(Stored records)
++++++++

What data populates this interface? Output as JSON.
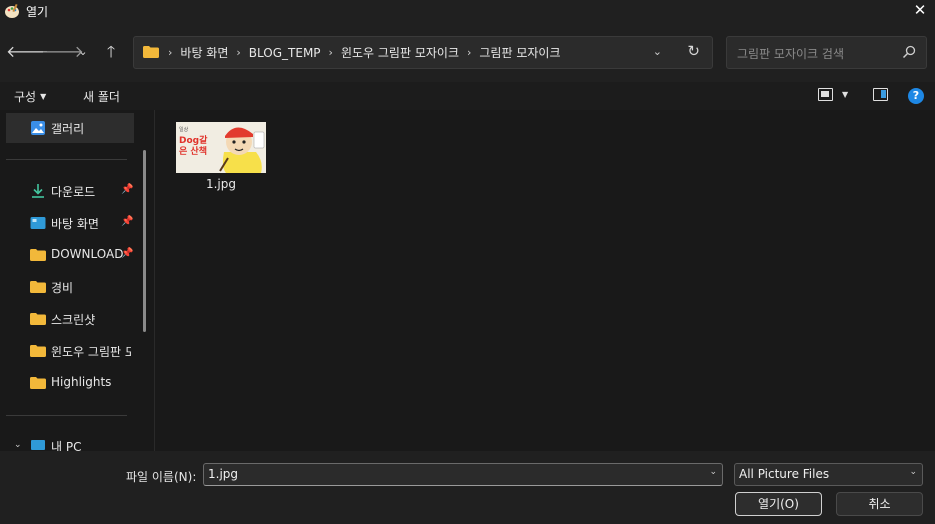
{
  "window": {
    "title": "열기",
    "app_icon": "paint-palette-icon",
    "close_icon": "close-icon"
  },
  "nav": {
    "back_icon": "arrow-left-icon",
    "forward_icon": "arrow-right-icon",
    "recent_icon": "chevron-down-icon",
    "up_icon": "arrow-up-icon",
    "breadcrumbs": [
      "바탕 화면",
      "BLOG_TEMP",
      "윈도우 그림판 모자이크",
      "그림판 모자이크"
    ],
    "refresh_icon": "refresh-icon",
    "search_placeholder": "그림판 모자이크 검색"
  },
  "commandbar": {
    "organize_label": "구성",
    "new_folder_label": "새 폴더",
    "view_icon": "view-mode-icon",
    "preview_pane_icon": "preview-pane-icon",
    "help_label": "?"
  },
  "sidebar": {
    "items": [
      {
        "label": "갤러리",
        "icon": "gallery-icon",
        "pinned": false,
        "selected": true
      },
      {
        "label": "다운로드",
        "icon": "download-icon",
        "pinned": true
      },
      {
        "label": "바탕 화면",
        "icon": "desktop-icon",
        "pinned": true
      },
      {
        "label": "DOWNLOADS",
        "icon": "folder-icon",
        "pinned": true
      },
      {
        "label": "경비",
        "icon": "folder-icon",
        "pinned": false
      },
      {
        "label": "스크린샷",
        "icon": "folder-icon",
        "pinned": false
      },
      {
        "label": "윈도우 그림판 모자이크",
        "icon": "folder-icon",
        "pinned": false
      },
      {
        "label": "Highlights",
        "icon": "folder-icon",
        "pinned": false
      },
      {
        "label": "내 PC",
        "icon": "pc-icon",
        "pinned": false
      }
    ]
  },
  "files": [
    {
      "name": "1.jpg",
      "thumb_text": "Dog같은 산책",
      "thumb_small": "일상"
    }
  ],
  "bottom": {
    "filename_label": "파일 이름(N):",
    "filename_value": "1.jpg",
    "filetype_value": "All Picture Files",
    "open_label": "열기(O)",
    "cancel_label": "취소"
  }
}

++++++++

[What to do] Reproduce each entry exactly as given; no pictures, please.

[Task response]
What data populates this interface? Output as JSON.
{
  "window": {
    "title": "열기",
    "app_icon": "paint-palette-icon",
    "close_icon": "close-icon"
  },
  "nav": {
    "back_icon": "arrow-left-icon",
    "forward_icon": "arrow-right-icon",
    "recent_icon": "chevron-down-icon",
    "up_icon": "arrow-up-icon",
    "breadcrumbs": [
      "바탕 화면",
      "BLOG_TEMP",
      "윈도우 그림판 모자이크",
      "그림판 모자이크"
    ],
    "refresh_icon": "refresh-icon",
    "search_placeholder": "그림판 모자이크 검색"
  },
  "commandbar": {
    "organize_label": "구성",
    "new_folder_label": "새 폴더",
    "view_icon": "view-mode-icon",
    "preview_pane_icon": "preview-pane-icon",
    "help_label": "?"
  },
  "sidebar": {
    "items": [
      {
        "label": "갤러리",
        "icon": "gallery-icon",
        "pinned": false,
        "selected": true
      },
      {
        "label": "다운로드",
        "icon": "download-icon",
        "pinned": true
      },
      {
        "label": "바탕 화면",
        "icon": "desktop-icon",
        "pinned": true
      },
      {
        "label": "DOWNLOADS",
        "icon": "folder-icon",
        "pinned": true
      },
      {
        "label": "경비",
        "icon": "folder-icon",
        "pinned": false
      },
      {
        "label": "스크린샷",
        "icon": "folder-icon",
        "pinned": false
      },
      {
        "label": "윈도우 그림판 모자이크",
        "icon": "folder-icon",
        "pinned": false
      },
      {
        "label": "Highlights",
        "icon": "folder-icon",
        "pinned": false
      },
      {
        "label": "내 PC",
        "icon": "pc-icon",
        "pinned": false
      }
    ]
  },
  "files": [
    {
      "name": "1.jpg",
      "thumb_text": "Dog같은 산책",
      "thumb_small": "일상"
    }
  ],
  "bottom": {
    "filename_label": "파일 이름(N):",
    "filename_value": "1.jpg",
    "filetype_value": "All Picture Files",
    "open_label": "열기(O)",
    "cancel_label": "취소"
  }
}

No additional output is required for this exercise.